Policy Created The Black White Wealth Gap, Policy Can Fix It, Too
African-American families persistently have a lot less wealth than whites do. They have less to fall back on when things go wrong and they have fewer resources to shape their own future. This wealth gap stems from current and past policies that systematically discriminate against African-Americans. Eliminating the racial wealth gap will require an equally systematic policy approach to removing these barriers.
Families can use their wealth to help them pay their bills when things go wrong, for instance, when somebody loses their job or a family member falls ill. Wealth is also a tool for families to take control of their lives. It allows them to start a business, buy a house, move to a new job when new opportunities emerge, and retire in dignity.
Yet African-American families have consistently less wealth than whites. The median wealth, including the imputed wealth held in defined benefit (DB) pensions for African-Americans amounted to $24,560 in 2016, the last year for which these data are available (see figure below). In comparison, the median wealth for white families was $201,000. By this measure, the typical African-American family has never held more than 22% of the typical white family’s wealth over the past three decades (see figure below).
These wealth differences in large part reflect gaps in key assets. African-American families are much less likely to own a house, have a retirement account, own their own business and have a DB pension than is the case for whites. For instance, only 37.5% of Black families owned a retirement account such as a 401(k) or an IRA, while 65.9% of white families did in 2016 (see figure below). And only 41% of Black families owned their own home then, compared to 71.8% of whites. African-Americans often work in worse jobs with lower pay, fewer benefits and greater job instability than whites do due to occupational steering. Lower pay, fewer benefits and less job stability all make it harder to purchase any of these key assets.
Mortgage and housing market discrimination then further exacerbate these differences. When African-Americans own any of these assets, their assets have much lower values. For example, African-American homeowners had a median home equity of $45,000 in 2016, while white homeowners owned more than twice as much with $92,000 (see figure below). A range of obstacles, including outright discrimination and residential segregation, make it much harder for African-Americans to build wealth, even when they own such assets.
Different credit market experiences further exacerbate these asset gaps as African-Americans have less access to credit that makes it more difficult for them to invest in key assets like a house or a business.

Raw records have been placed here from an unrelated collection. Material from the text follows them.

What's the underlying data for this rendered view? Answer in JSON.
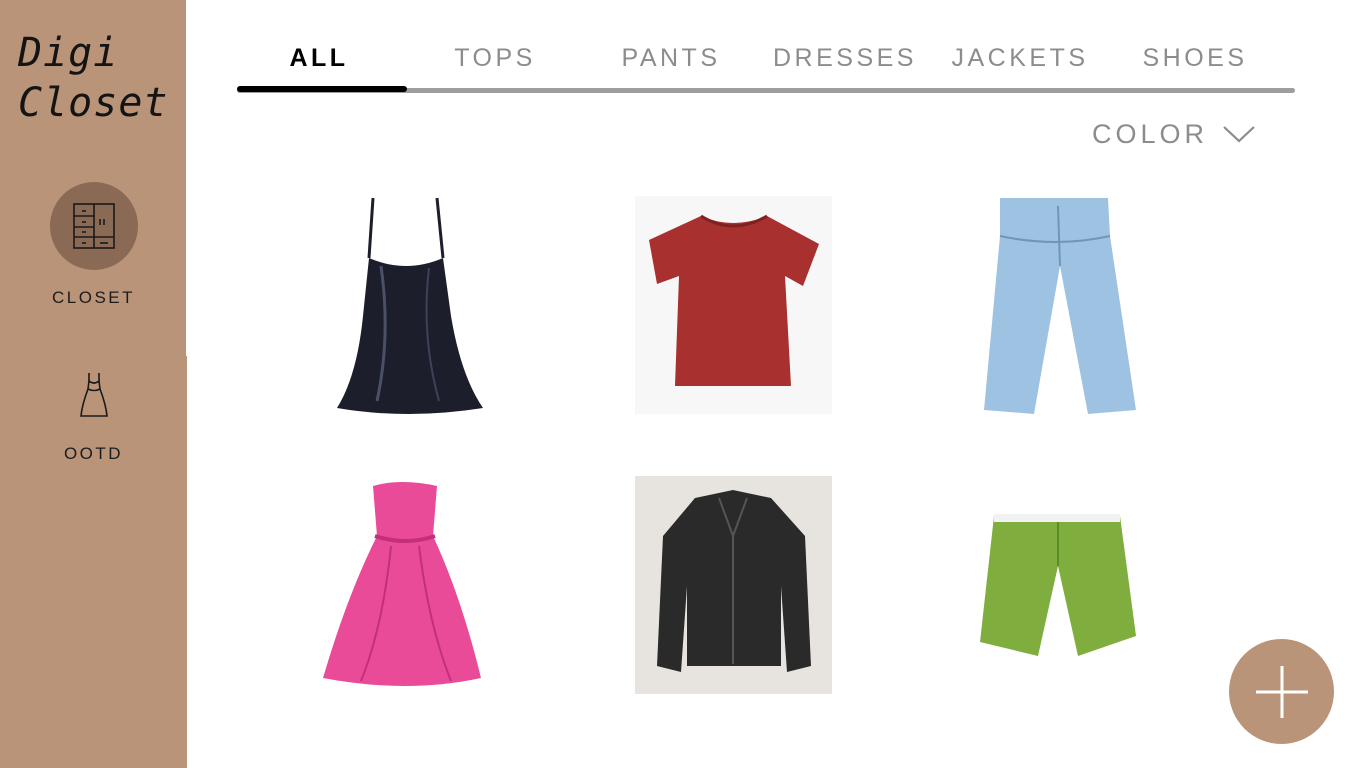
{
  "app": {
    "title_line1": "Digi",
    "title_line2": "Closet"
  },
  "sidebar": {
    "items": [
      {
        "label": "CLOSET",
        "icon": "wardrobe-icon",
        "active": true
      },
      {
        "label": "OOTD",
        "icon": "dress-icon",
        "active": false
      }
    ],
    "accent": "#b99479",
    "active_circle": "#8a6a55"
  },
  "tabs": [
    {
      "label": "ALL",
      "active": true
    },
    {
      "label": "TOPS",
      "active": false
    },
    {
      "label": "PANTS",
      "active": false
    },
    {
      "label": "DRESSES",
      "active": false
    },
    {
      "label": "JACKETS",
      "active": false
    },
    {
      "label": "SHOES",
      "active": false
    }
  ],
  "filter": {
    "label": "COLOR",
    "icon": "chevron-down-icon"
  },
  "items": [
    {
      "name": "black satin camisole",
      "color": "#1c1f2b"
    },
    {
      "name": "red t-shirt",
      "color": "#a8302f"
    },
    {
      "name": "light wash jeans",
      "color": "#9ec3e2"
    },
    {
      "name": "pink strapless dress",
      "color": "#ea4b99"
    },
    {
      "name": "black leather jacket",
      "color": "#2a2a2a"
    },
    {
      "name": "green shorts",
      "color": "#7fae3e"
    }
  ],
  "add_button": {
    "icon": "plus-icon",
    "color": "#b99479"
  }
}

Consider what happens to families with student loan debt. African-Americans are more likely to owe student loans and they owe more in student loans when they have such debt. Their families have less money to pay for their education and predatory for-profit colleges are more likely to target them. Worse, Black students still enter a labor market that consistently offers them fewer good jobs and careers than is the case for white students. The combination of lower pay and higher debt means that more African-American families fall behind in their student loan payments, hurting their credit scores. As a result, they have less access to credit. Almost a third – 31.3% of Black families with student loans – were denied a loan application or did not even apply for a loan out of fear for being denied because of their existing debt or their credit history (see figure below). In comparison, 18.5% of Black families without student loans lacked access to credit. For white families, the respective shares were much lower with 18.5% for those with student loans and 8.8% for those without student loan debt. Black families have less access to begin with and student loan debt worsens that lack of access more so than for whites. Lack of access to affordable and stable credit makes it harder for families to buy a house or start a business, for example.
The massive gaps in student loan debt between Black and white families spill over into asset ownership, widening the racial wealth gap over time. Wealth among Black families with a college degree that also owned student loans grows much more slowly as they get older than is the case for white families with student loans (see figure below). Student loan debt poses a greater obstacle for African-American wealth building than it does for whites.
African-Americans face many hurdles to building wealth wherever they turn. Outright discrimination coupled with less obvious systematic obstacles such as occupational and educational steering that drives African-Americans deeper into student loans all reinforce each other. African-Americans end up with less economic security and fewer opportunity. Eliminating the wealth gap between white and Black families will require an equally systematic policy approach in all aspects that that impact wealth building.